Sony are known for pushing the technological envelope; the first NEX-5 showed us just how small an APS-C camera could be – with decent frame rates and AF speeds, no less. However, the rules of optics are not so easily breakable: lenses still have to be a certain size to cover a certain image circle at a given aperture and focal length. The NEX kit lenses were no smaller than APS-C DSLR lenses – because that’s pretty much what they were. Unfortunately, Sony are also known for serious attention deficit disorder when it comes to products and systems; recently one of their executives (Kimio Maki, GM of Sony’s Digital Imaging Business Group) was quoted as saying he wanted to do something new every six months. A good example is the RX1, superseded by the RX1R a year later, and effectively killed by the A7 and A7R now; new RX1Rs that sold for approx. US$3,300 in Japan plummeted to just US$1,300 or thereabouts in used value the day after the A7 twins were released. I don’t know whether that represents a relentless commitment to innovation at all costs, or whether it’s just sticking it to your customers. Nevertheless, the like the NEX-5 (which I owned, didn’t mind the limited controls, but found pretty good except for tonal palette) – the A7R pushes things a bit further; far enough to be in interesting territory. We now have full frame – and the best full frame sensor at that – in an E-M1-sized body.
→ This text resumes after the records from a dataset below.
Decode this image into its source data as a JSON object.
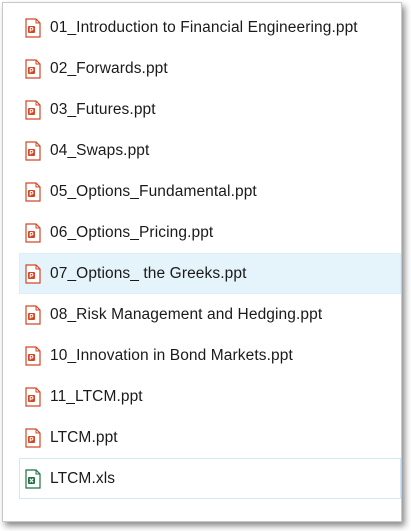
{
  "files": [
    {
      "name": "01_Introduction to Financial Engineering.ppt",
      "icon": "powerpoint-file-icon"
    },
    {
      "name": "02_Forwards.ppt",
      "icon": "powerpoint-file-icon"
    },
    {
      "name": "03_Futures.ppt",
      "icon": "powerpoint-file-icon"
    },
    {
      "name": "04_Swaps.ppt",
      "icon": "powerpoint-file-icon"
    },
    {
      "name": "05_Options_Fundamental.ppt",
      "icon": "powerpoint-file-icon"
    },
    {
      "name": "06_Options_Pricing.ppt",
      "icon": "powerpoint-file-icon"
    },
    {
      "name": "07_Options_ the Greeks.ppt",
      "icon": "powerpoint-file-icon"
    },
    {
      "name": "08_Risk Management and Hedging.ppt",
      "icon": "powerpoint-file-icon"
    },
    {
      "name": "10_Innovation in Bond Markets.ppt",
      "icon": "powerpoint-file-icon"
    },
    {
      "name": "11_LTCM.ppt",
      "icon": "powerpoint-file-icon"
    },
    {
      "name": "LTCM.ppt",
      "icon": "powerpoint-file-icon"
    },
    {
      "name": "LTCM.xls",
      "icon": "excel-file-icon"
    }
  ],
  "colors": {
    "hover_highlight": "#e5f3fb",
    "powerpoint_accent": "#d24726",
    "excel_accent": "#1f7244"
  }
}
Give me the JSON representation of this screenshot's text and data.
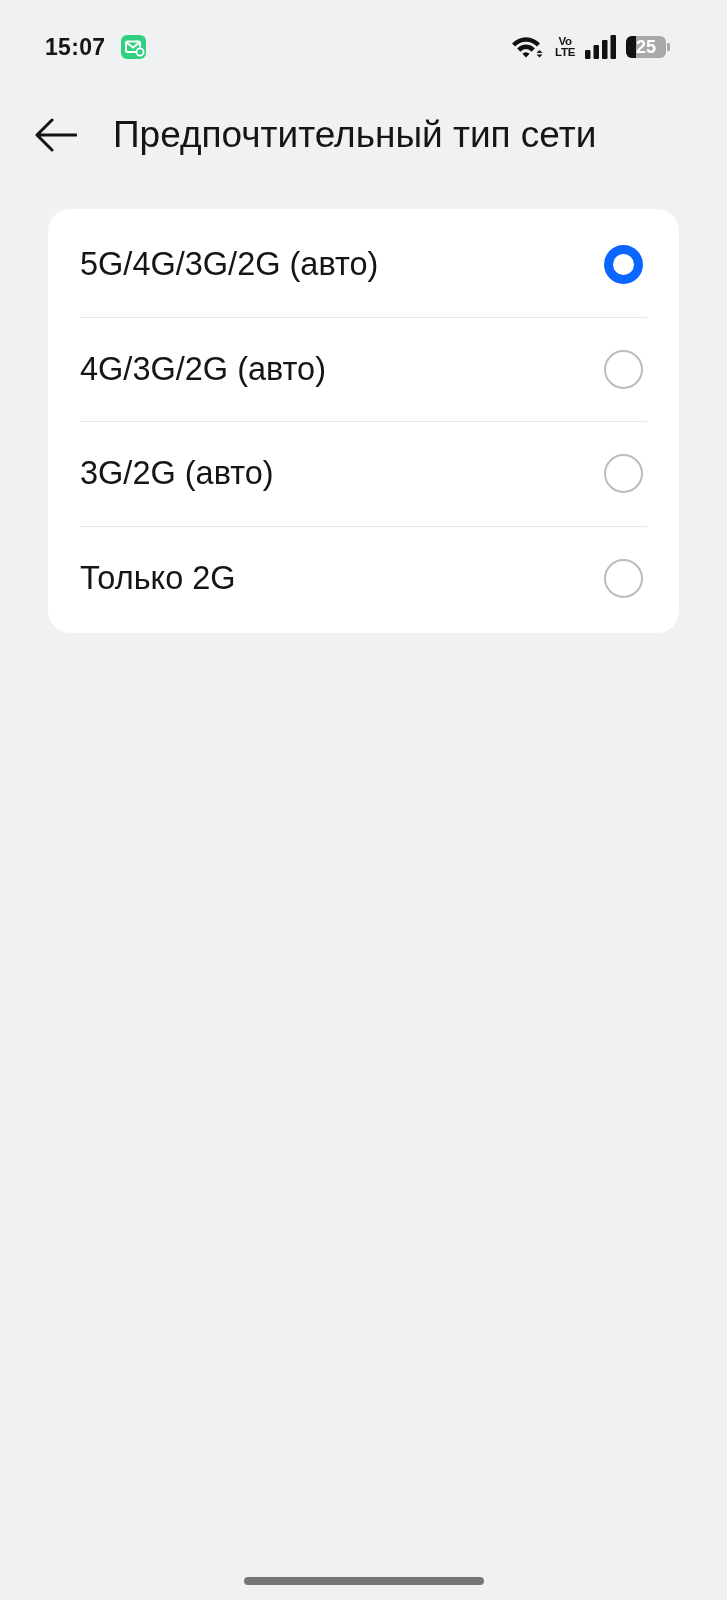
{
  "status_bar": {
    "time": "15:07",
    "volte_top": "Vo",
    "volte_bottom": "LTE",
    "battery": "25"
  },
  "header": {
    "title": "Предпочтительный тип сети"
  },
  "options": [
    {
      "label": "5G/4G/3G/2G (авто)",
      "selected": true
    },
    {
      "label": "4G/3G/2G (авто)",
      "selected": false
    },
    {
      "label": "3G/2G (авто)",
      "selected": false
    },
    {
      "label": "Только 2G",
      "selected": false
    }
  ]
}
Surely there has to be a catch somewhere?
Images in this review were shot with the A7R and Zeiss 55/1.8 FE. An extended set on flickr with more samples is here.